    My point here is not that 3D printing isn't amazing. It is. My point is about the stocks. People seem to think they'll be able to print anything at home soon and that everything is going to change. It's the same talk about the internet in 1998 and they were right back then. I even got into tech because of the growth. But the stocks were just too high and it was mostly foolish talk backed up with lots of foolish $. I read articles back then about all sorts of stuff the net was going to do like change the way food was made and sold or streaming video... back in 1998 streaming wasn't going to happen but many said it was just a year away. We have streaming video now but any money you invested for that back then got you a big box of nothing today.


    So do I have a computer at home. I have many and i've always thought we'd have many. I see the day where your pizza is flown to you by drones. But that day isn't today. I see a future where you can print a coffee cup and then have hot coco in it as well. But that cup will just be printed, the coco will be made and handed to me by a robot. I'll also be very very old by then.


    The replicator you're seeing will happen but i'm not sure the way you're seeing it will be any time soon and stocks are all about timing. Good luck.
    15 Nov 2013, 01:33 PM Reply Like
    , contributor
    Comment (1) | Send Message
    3d printing growth seems to be overstated, valuations stretched, momentum chasers spiking it to new heights... I sense a correction near term, trade carefully.

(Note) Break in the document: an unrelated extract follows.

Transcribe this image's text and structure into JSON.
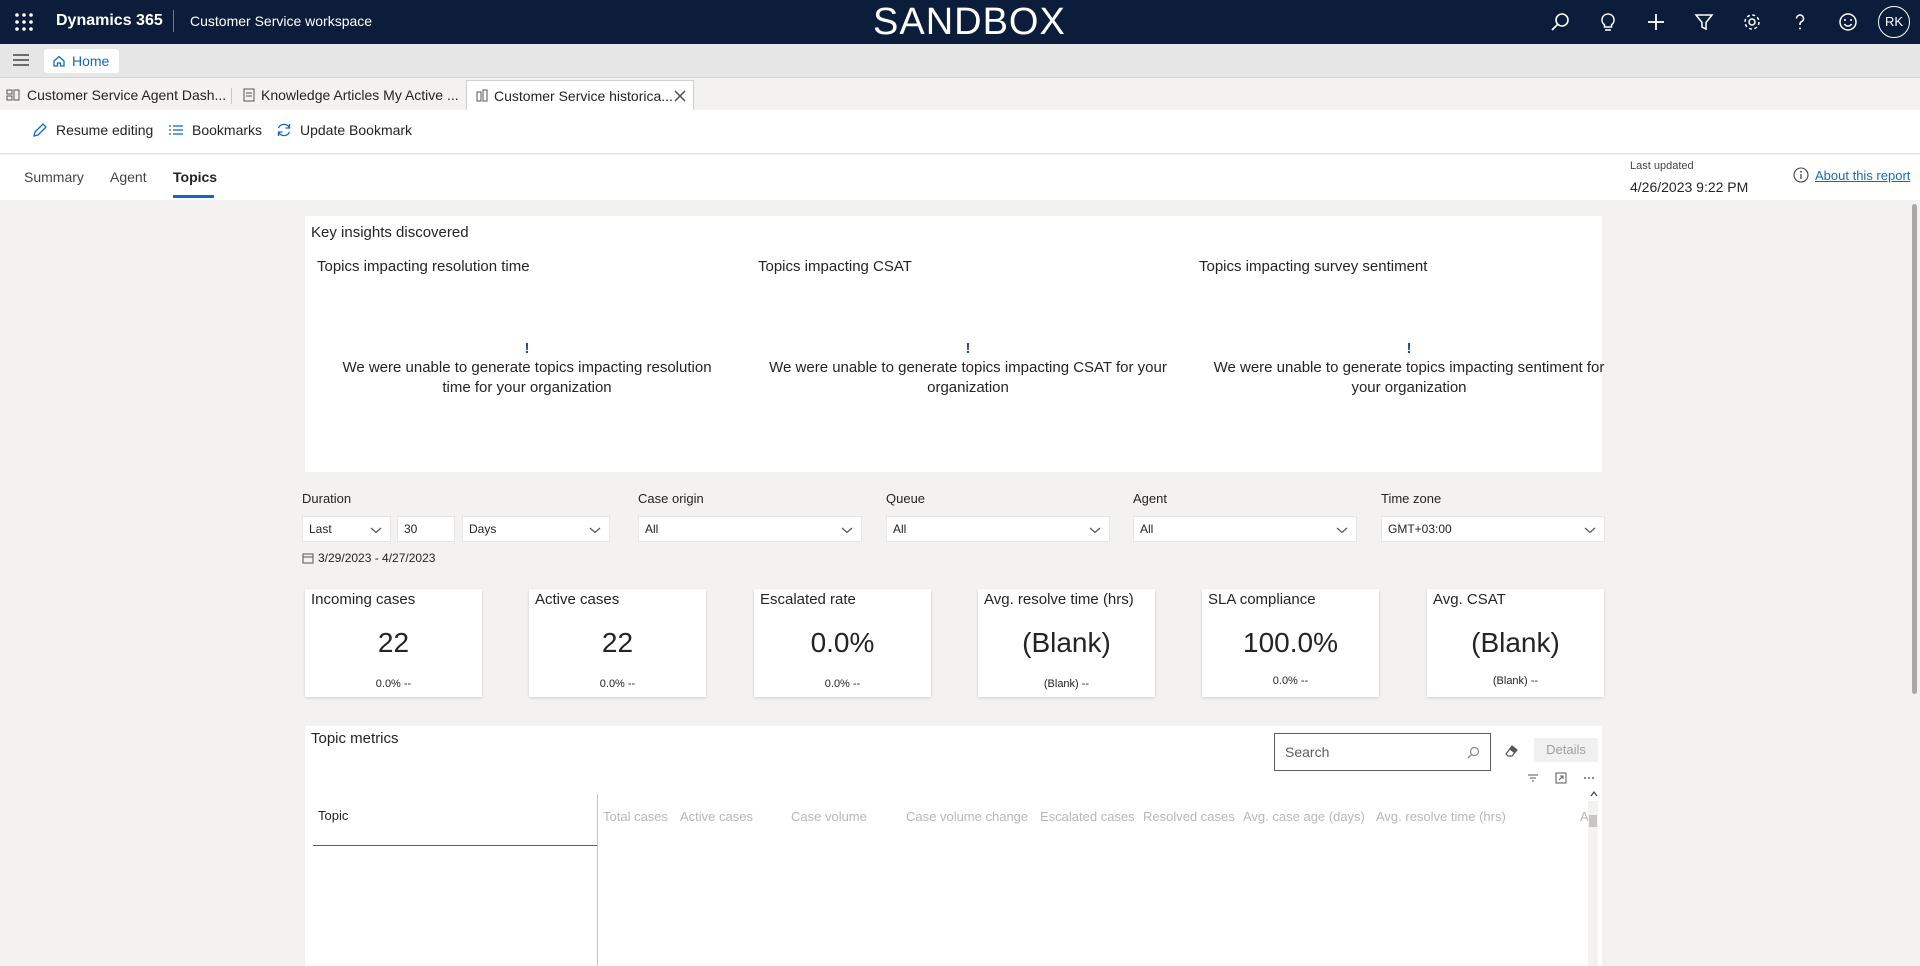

    12 Nov 2013, 02:15 AM Reply Like
  • Deja-Q-
    , contributor
    Comments (92) | Send Message
    I see the same thing. But anything can happen and they may go up for years to come. I wouldn't touch this area though since expectation and fact aren't even on the same side of the planet. Star Trek replicators...omg.
    15 Nov 2013, 01:42 PM Reply Like
DJIA (DIA) S&P 500 (SPY)
ETF Screener: Search and filter by asset class, strategy, theme, performance, yield, and much more
ETF Performance: View ETF performance across key asset classes and investing themes
ETF Investing Guide: Learn how to build and manage a well-diversified, low cost ETF portfolio
ETF Selector: An explanation of how to select and use ETFs